**Work to complete**:
All of the entries below are to be copied without any alteration.
- Opening Delimiter -
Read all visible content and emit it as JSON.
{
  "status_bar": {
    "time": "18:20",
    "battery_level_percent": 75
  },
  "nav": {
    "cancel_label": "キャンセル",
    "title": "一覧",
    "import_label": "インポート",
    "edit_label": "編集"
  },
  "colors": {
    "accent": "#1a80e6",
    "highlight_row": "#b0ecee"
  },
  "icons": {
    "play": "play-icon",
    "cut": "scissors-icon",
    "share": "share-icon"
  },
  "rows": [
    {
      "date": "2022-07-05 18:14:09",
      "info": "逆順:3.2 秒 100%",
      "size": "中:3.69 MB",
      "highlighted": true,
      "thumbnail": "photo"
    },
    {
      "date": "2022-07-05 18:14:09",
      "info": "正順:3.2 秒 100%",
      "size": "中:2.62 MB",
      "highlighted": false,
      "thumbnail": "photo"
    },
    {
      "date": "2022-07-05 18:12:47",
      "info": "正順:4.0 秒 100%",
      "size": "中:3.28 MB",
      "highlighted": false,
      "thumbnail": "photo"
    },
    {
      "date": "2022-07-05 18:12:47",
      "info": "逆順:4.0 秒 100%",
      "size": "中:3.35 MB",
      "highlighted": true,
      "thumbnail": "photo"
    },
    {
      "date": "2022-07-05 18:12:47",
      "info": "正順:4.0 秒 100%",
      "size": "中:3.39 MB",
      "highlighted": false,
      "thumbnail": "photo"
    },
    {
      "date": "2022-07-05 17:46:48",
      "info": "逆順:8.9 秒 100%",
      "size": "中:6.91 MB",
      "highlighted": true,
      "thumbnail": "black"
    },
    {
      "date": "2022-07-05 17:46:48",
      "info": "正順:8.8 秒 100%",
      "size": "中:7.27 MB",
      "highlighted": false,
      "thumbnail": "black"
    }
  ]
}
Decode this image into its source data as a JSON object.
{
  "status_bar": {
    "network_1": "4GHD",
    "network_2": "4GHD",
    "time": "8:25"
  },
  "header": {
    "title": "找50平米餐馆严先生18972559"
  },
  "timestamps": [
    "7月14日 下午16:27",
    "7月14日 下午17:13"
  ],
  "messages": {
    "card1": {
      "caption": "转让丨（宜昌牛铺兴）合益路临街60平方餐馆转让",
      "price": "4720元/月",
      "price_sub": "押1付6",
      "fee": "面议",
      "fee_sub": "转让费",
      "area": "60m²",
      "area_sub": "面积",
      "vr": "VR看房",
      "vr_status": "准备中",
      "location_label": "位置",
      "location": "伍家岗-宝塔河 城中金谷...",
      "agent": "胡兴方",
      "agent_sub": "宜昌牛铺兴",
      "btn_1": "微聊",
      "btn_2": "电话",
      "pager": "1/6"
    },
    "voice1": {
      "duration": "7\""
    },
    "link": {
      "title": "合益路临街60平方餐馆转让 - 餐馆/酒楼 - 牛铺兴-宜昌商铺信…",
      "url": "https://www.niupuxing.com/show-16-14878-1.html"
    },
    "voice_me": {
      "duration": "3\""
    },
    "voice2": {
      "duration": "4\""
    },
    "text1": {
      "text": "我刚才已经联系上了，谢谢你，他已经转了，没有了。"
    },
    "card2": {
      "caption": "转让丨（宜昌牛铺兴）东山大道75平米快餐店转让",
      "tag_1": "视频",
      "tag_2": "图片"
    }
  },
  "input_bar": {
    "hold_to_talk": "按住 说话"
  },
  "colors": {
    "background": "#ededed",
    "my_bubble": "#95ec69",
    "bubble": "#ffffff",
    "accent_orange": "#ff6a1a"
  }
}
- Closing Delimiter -
**Response to the exercise**:
Read all visible content and emit it as JSON.
{
  "status_bar": {
    "time": "18:20",
    "battery_level_percent": 75
  },
  "nav": {
    "cancel_label": "キャンセル",
    "title": "一覧",
    "import_label": "インポート",
    "edit_label": "編集"
  },
  "colors": {
    "accent": "#1a80e6",
    "highlight_row": "#b0ecee"
  },
  "icons": {
    "play": "play-icon",
    "cut": "scissors-icon",
    "share": "share-icon"
  },
  "rows": [
    {
      "date": "2022-07-05 18:14:09",
      "info": "逆順:3.2 秒 100%",
      "size": "中:3.69 MB",
      "highlighted": true,
      "thumbnail": "photo"
    },
    {
      "date": "2022-07-05 18:14:09",
      "info": "正順:3.2 秒 100%",
      "size": "中:2.62 MB",
      "highlighted": false,
      "thumbnail": "photo"
    },
    {
      "date": "2022-07-05 18:12:47",
      "info": "正順:4.0 秒 100%",
      "size": "中:3.28 MB",
      "highlighted": false,
      "thumbnail": "photo"
    },
    {
      "date": "2022-07-05 18:12:47",
      "info": "逆順:4.0 秒 100%",
      "size": "中:3.35 MB",
      "highlighted": true,
      "thumbnail": "photo"
    },
    {
      "date": "2022-07-05 18:12:47",
      "info": "正順:4.0 秒 100%",
      "size": "中:3.39 MB",
      "highlighted": false,
      "thumbnail": "photo"
    },
    {
      "date": "2022-07-05 17:46:48",
      "info": "逆順:8.9 秒 100%",
      "size": "中:6.91 MB",
      "highlighted": true,
      "thumbnail": "black"
    },
    {
      "date": "2022-07-05 17:46:48",
      "info": "正順:8.8 秒 100%",
      "size": "中:7.27 MB",
      "highlighted": false,
      "thumbnail": "black"
    }
  ]
}
Decode this image into its source data as a JSON object.
{
  "status_bar": {
    "network_1": "4GHD",
    "network_2": "4GHD",
    "time": "8:25"
  },
  "header": {
    "title": "找50平米餐馆严先生18972559"
  },
  "timestamps": [
    "7月14日 下午16:27",
    "7月14日 下午17:13"
  ],
  "messages": {
    "card1": {
      "caption": "转让丨（宜昌牛铺兴）合益路临街60平方餐馆转让",
      "price": "4720元/月",
      "price_sub": "押1付6",
      "fee": "面议",
      "fee_sub": "转让费",
      "area": "60m²",
      "area_sub": "面积",
      "vr": "VR看房",
      "vr_status": "准备中",
      "location_label": "位置",
      "location": "伍家岗-宝塔河 城中金谷...",
      "agent": "胡兴方",
      "agent_sub": "宜昌牛铺兴",
      "btn_1": "微聊",
      "btn_2": "电话",
      "pager": "1/6"
    },
    "voice1": {
      "duration": "7\""
    },
    "link": {
      "title": "合益路临街60平方餐馆转让 - 餐馆/酒楼 - 牛铺兴-宜昌商铺信…",
      "url": "https://www.niupuxing.com/show-16-14878-1.html"
    },
    "voice_me": {
      "duration": "3\""
    },
    "voice2": {
      "duration": "4\""
    },
    "text1": {
      "text": "我刚才已经联系上了，谢谢你，他已经转了，没有了。"
    },
    "card2": {
      "caption": "转让丨（宜昌牛铺兴）东山大道75平米快餐店转让",
      "tag_1": "视频",
      "tag_2": "图片"
    }
  },
  "input_bar": {
    "hold_to_talk": "按住 说话"
  },
  "colors": {
    "background": "#ededed",
    "my_bubble": "#95ec69",
    "bubble": "#ffffff",
    "accent_orange": "#ff6a1a"
  }
}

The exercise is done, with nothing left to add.